Segment Open

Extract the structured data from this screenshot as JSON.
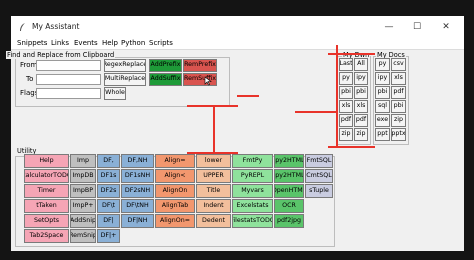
{
  "window": {
    "title": "My Assistant",
    "minimize": "—",
    "maximize": "☐",
    "close": "✕"
  },
  "menu": [
    "Snippets",
    "Links",
    "Events",
    "Help",
    "Python",
    "Scripts"
  ],
  "find_replace": {
    "group_label": "Find and Replace from Clipboard",
    "from_label": "From",
    "to_label": "To",
    "flags_label": "Flags",
    "from_value": "",
    "to_value": "",
    "flags_value": "",
    "buttons": {
      "regex_replace": "RegexReplace",
      "multi_replace": "MultiReplace",
      "whole": "Whole",
      "add_prefix": "AddPrefix",
      "rem_prefix": "RemPrefix",
      "add_suffix": "AddSuffix",
      "rem_suffix": "RemSuffix"
    }
  },
  "my_dwn": {
    "label": "My Dwn",
    "buttons": [
      "Last",
      "All",
      "py",
      "ipy",
      "pbi",
      "pbi",
      "xls",
      "xls",
      "pdf",
      "pdf",
      "zip",
      "zip"
    ]
  },
  "my_docs": {
    "label": "My Docs",
    "buttons": [
      "py",
      "csv",
      "ipy",
      "xls",
      "pbi",
      "pdf",
      "sql",
      "pbi",
      "exe",
      "zip",
      "ppt",
      "pptx"
    ]
  },
  "utility": {
    "label": "Utility",
    "columns": [
      [
        "Help",
        "CalculatorTODO",
        "Timer",
        "tTaken",
        "SetOpts",
        "Tab2Space"
      ],
      [
        "Imp",
        "ImpDB",
        "ImpBP",
        "ImpP+",
        "AddSnip",
        "RemSnip"
      ],
      [
        "DF,",
        "DF1s",
        "DF2s",
        "DF\\t",
        "DF|",
        "DF|+"
      ],
      [
        "DF,NH",
        "DF1sNH",
        "DF2sNH",
        "DF\\tNH",
        "DF|NH"
      ],
      [
        "Align=",
        "Align<",
        "AlignOn",
        "AlignTab",
        "AlignOn="
      ],
      [
        "lower",
        "UPPER",
        "Title",
        "Indent",
        "Dedent"
      ],
      [
        "FmtPy",
        "PyREPL",
        "Myvars",
        "Excelstats",
        "FilestatsTODO"
      ],
      [
        "Ipy2HTML",
        "Ipy2HTML",
        "OpenHTML",
        "OCR",
        "pdf2jpg"
      ],
      [
        "FmtSQL",
        "CmtSQL",
        "sTuple"
      ]
    ]
  },
  "colors": {
    "pink": "#f5a5b5",
    "gray": "#bfbfbf",
    "blue": "#8ab0d6",
    "orange": "#f2976e",
    "peach": "#f2bf9c",
    "light_green": "#8fe29c",
    "green": "#5ac46a",
    "lavender": "#c9cce0",
    "dark_green": "#1e9a38",
    "red": "#d9544f",
    "annotation_red": "#e8332a"
  }
}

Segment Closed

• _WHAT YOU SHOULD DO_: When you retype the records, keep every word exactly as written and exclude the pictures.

• _TASK RESPONSE_:
Extract the structured data from this screenshot as JSON.
{
  "window": {
    "title": "My Assistant",
    "minimize": "—",
    "maximize": "☐",
    "close": "✕"
  },
  "menu": [
    "Snippets",
    "Links",
    "Events",
    "Help",
    "Python",
    "Scripts"
  ],
  "find_replace": {
    "group_label": "Find and Replace from Clipboard",
    "from_label": "From",
    "to_label": "To",
    "flags_label": "Flags",
    "from_value": "",
    "to_value": "",
    "flags_value": "",
    "buttons": {
      "regex_replace": "RegexReplace",
      "multi_replace": "MultiReplace",
      "whole": "Whole",
      "add_prefix": "AddPrefix",
      "rem_prefix": "RemPrefix",
      "add_suffix": "AddSuffix",
      "rem_suffix": "RemSuffix"
    }
  },
  "my_dwn": {
    "label": "My Dwn",
    "buttons": [
      "Last",
      "All",
      "py",
      "ipy",
      "pbi",
      "pbi",
      "xls",
      "xls",
      "pdf",
      "pdf",
      "zip",
      "zip"
    ]
  },
  "my_docs": {
    "label": "My Docs",
    "buttons": [
      "py",
      "csv",
      "ipy",
      "xls",
      "pbi",
      "pdf",
      "sql",
      "pbi",
      "exe",
      "zip",
      "ppt",
      "pptx"
    ]
  },
  "utility": {
    "label": "Utility",
    "columns": [
      [
        "Help",
        "CalculatorTODO",
        "Timer",
        "tTaken",
        "SetOpts",
        "Tab2Space"
      ],
      [
        "Imp",
        "ImpDB",
        "ImpBP",
        "ImpP+",
        "AddSnip",
        "RemSnip"
      ],
      [
        "DF,",
        "DF1s",
        "DF2s",
        "DF\\t",
        "DF|",
        "DF|+"
      ],
      [
        "DF,NH",
        "DF1sNH",
        "DF2sNH",
        "DF\\tNH",
        "DF|NH"
      ],
      [
        "Align=",
        "Align<",
        "AlignOn",
        "AlignTab",
        "AlignOn="
      ],
      [
        "lower",
        "UPPER",
        "Title",
        "Indent",
        "Dedent"
      ],
      [
        "FmtPy",
        "PyREPL",
        "Myvars",
        "Excelstats",
        "FilestatsTODO"
      ],
      [
        "Ipy2HTML",
        "Ipy2HTML",
        "OpenHTML",
        "OCR",
        "pdf2jpg"
      ],
      [
        "FmtSQL",
        "CmtSQL",
        "sTuple"
      ]
    ]
  },
  "colors": {
    "pink": "#f5a5b5",
    "gray": "#bfbfbf",
    "blue": "#8ab0d6",
    "orange": "#f2976e",
    "peach": "#f2bf9c",
    "light_green": "#8fe29c",
    "green": "#5ac46a",
    "lavender": "#c9cce0",
    "dark_green": "#1e9a38",
    "red": "#d9544f",
    "annotation_red": "#e8332a"
  }
}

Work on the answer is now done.